▶ Exercise directions: Word for word, and without a single picture, repeat the entries.

──────── Data extracts ────────

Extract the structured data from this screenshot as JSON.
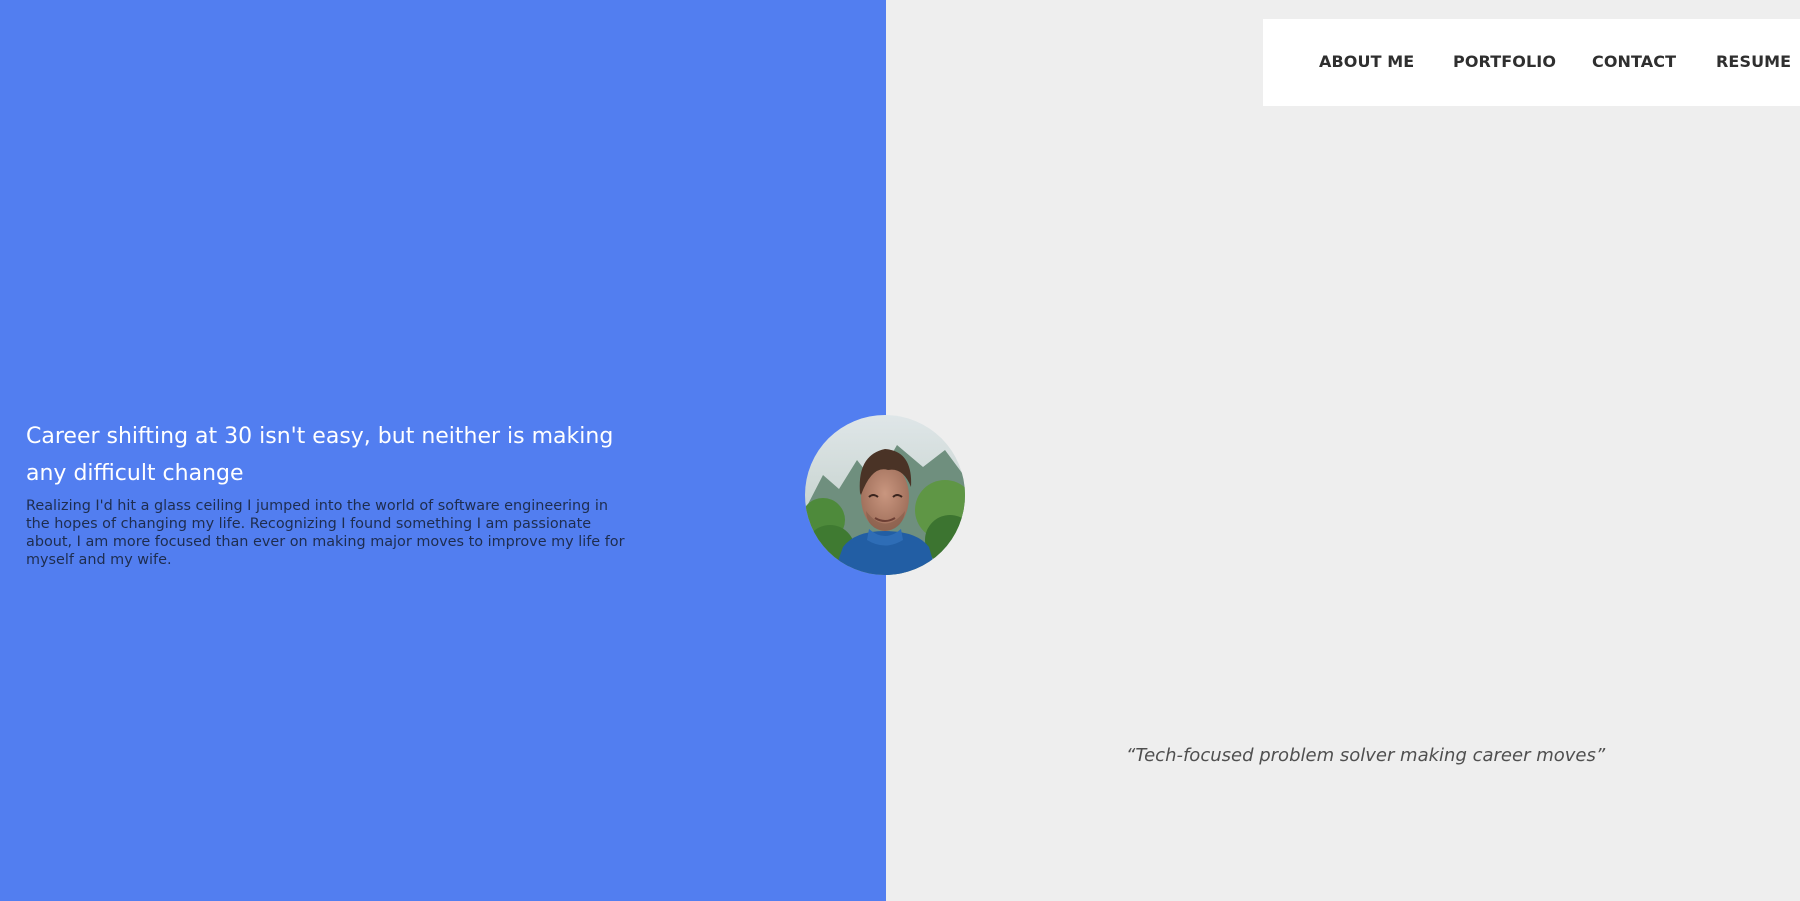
{
  "nav": {
    "items": [
      {
        "label": "ABOUT ME"
      },
      {
        "label": "PORTFOLIO"
      },
      {
        "label": "CONTACT"
      },
      {
        "label": "RESUME"
      }
    ]
  },
  "hero": {
    "headline": "Career shifting at 30 isn't easy, but neither is making any difficult change",
    "intro": "Realizing I'd hit a glass ceiling I jumped into the world of software engineering in the hopes of changing my life. Recognizing I found something I am passionate about, I am more focused than ever on making major moves to improve my life for myself and my wife."
  },
  "tagline": "“Tech-focused problem solver making career moves”",
  "colors": {
    "left_panel": "#527ef0",
    "right_panel": "#eeeeee",
    "nav_background": "#ffffff",
    "nav_text": "#2f2f2f"
  }
}
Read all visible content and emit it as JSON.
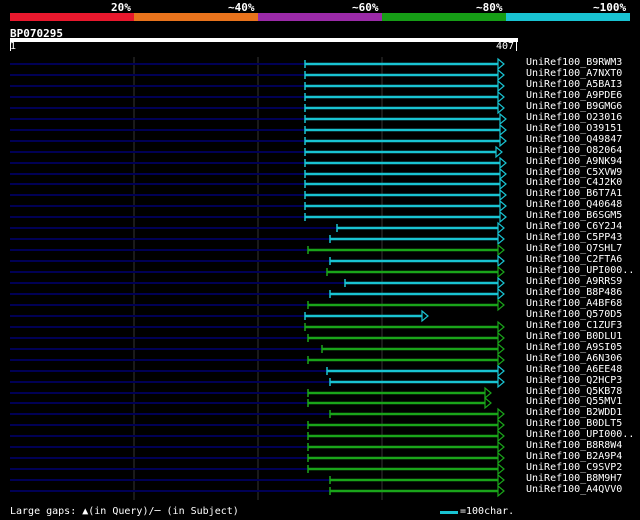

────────

▶ Output for this task:
Extract the structured data from this screenshot as JSON.
{
  "nav": {
    "items": [
      {
        "label": "ABOUT ME"
      },
      {
        "label": "PORTFOLIO"
      },
      {
        "label": "CONTACT"
      },
      {
        "label": "RESUME"
      }
    ]
  },
  "hero": {
    "headline": "Career shifting at 30 isn't easy, but neither is making any difficult change",
    "intro": "Realizing I'd hit a glass ceiling I jumped into the world of software engineering in the hopes of changing my life. Recognizing I found something I am passionate about, I am more focused than ever on making major moves to improve my life for myself and my wife."
  },
  "tagline": "“Tech-focused problem solver making career moves”",
  "colors": {
    "left_panel": "#527ef0",
    "right_panel": "#eeeeee",
    "nav_background": "#ffffff",
    "nav_text": "#2f2f2f"
  }
}
Read all visible content and emit it as JSON.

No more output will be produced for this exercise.